=== Activity ===
A line qualifies if it holds the string "test". Copy every qualifying line from the records.

++++++++++++++++++++

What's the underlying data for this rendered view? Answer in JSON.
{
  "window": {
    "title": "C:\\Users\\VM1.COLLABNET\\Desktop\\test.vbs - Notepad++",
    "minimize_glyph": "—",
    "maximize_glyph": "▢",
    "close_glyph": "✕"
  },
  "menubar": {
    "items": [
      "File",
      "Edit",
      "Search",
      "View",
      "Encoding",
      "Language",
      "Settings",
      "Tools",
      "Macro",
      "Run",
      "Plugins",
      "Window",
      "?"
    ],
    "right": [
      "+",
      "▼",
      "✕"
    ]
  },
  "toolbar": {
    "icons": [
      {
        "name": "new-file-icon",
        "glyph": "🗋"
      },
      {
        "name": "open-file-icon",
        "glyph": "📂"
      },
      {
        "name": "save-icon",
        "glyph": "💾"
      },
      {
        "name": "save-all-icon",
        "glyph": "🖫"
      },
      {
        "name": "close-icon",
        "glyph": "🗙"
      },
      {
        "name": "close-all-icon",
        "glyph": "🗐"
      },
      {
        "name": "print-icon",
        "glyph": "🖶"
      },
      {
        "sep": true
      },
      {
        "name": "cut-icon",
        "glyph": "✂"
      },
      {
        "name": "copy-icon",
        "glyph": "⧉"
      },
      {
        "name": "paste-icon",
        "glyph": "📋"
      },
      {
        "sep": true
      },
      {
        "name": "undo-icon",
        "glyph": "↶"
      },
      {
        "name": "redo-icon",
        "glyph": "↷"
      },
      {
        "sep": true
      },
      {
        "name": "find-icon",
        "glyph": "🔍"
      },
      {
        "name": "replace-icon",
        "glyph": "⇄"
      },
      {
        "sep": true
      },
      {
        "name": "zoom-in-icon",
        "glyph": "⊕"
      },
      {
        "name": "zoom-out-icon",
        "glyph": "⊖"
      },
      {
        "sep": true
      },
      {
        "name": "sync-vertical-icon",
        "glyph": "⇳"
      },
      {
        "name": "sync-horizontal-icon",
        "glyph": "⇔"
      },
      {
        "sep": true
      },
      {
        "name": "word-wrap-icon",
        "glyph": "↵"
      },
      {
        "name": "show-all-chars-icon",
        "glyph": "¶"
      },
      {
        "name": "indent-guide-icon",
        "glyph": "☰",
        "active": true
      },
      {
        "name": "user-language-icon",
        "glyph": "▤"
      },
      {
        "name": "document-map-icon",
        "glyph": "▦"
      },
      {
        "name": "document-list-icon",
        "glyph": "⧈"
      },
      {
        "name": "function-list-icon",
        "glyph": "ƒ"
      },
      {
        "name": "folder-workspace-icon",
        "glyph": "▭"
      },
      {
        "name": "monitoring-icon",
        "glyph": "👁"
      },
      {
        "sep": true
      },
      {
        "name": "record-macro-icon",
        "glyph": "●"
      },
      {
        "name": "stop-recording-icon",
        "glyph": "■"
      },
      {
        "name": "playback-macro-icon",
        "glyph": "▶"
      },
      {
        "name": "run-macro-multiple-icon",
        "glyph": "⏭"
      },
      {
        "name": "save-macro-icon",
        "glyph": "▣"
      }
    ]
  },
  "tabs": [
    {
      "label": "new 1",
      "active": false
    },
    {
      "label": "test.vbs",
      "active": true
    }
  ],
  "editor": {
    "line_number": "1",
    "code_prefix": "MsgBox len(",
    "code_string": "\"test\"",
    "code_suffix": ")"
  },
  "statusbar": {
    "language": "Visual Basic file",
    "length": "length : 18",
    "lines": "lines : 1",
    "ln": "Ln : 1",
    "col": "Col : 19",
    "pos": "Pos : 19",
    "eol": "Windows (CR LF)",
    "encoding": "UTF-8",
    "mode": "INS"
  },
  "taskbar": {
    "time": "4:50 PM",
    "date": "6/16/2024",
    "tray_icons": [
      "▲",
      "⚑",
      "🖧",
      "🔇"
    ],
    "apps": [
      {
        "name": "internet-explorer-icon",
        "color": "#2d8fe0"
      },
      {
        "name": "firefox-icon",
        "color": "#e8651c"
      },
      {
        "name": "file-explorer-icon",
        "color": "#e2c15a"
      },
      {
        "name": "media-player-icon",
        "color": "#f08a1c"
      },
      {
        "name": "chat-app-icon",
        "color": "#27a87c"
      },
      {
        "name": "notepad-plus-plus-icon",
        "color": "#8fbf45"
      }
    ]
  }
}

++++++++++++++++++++

=== Your response ===
    "title": "C:\\Users\\VM1.COLLABNET\\Desktop\\test.vbs - Notepad++",
      "label": "test.vbs",
    "code_string": "\"test\"",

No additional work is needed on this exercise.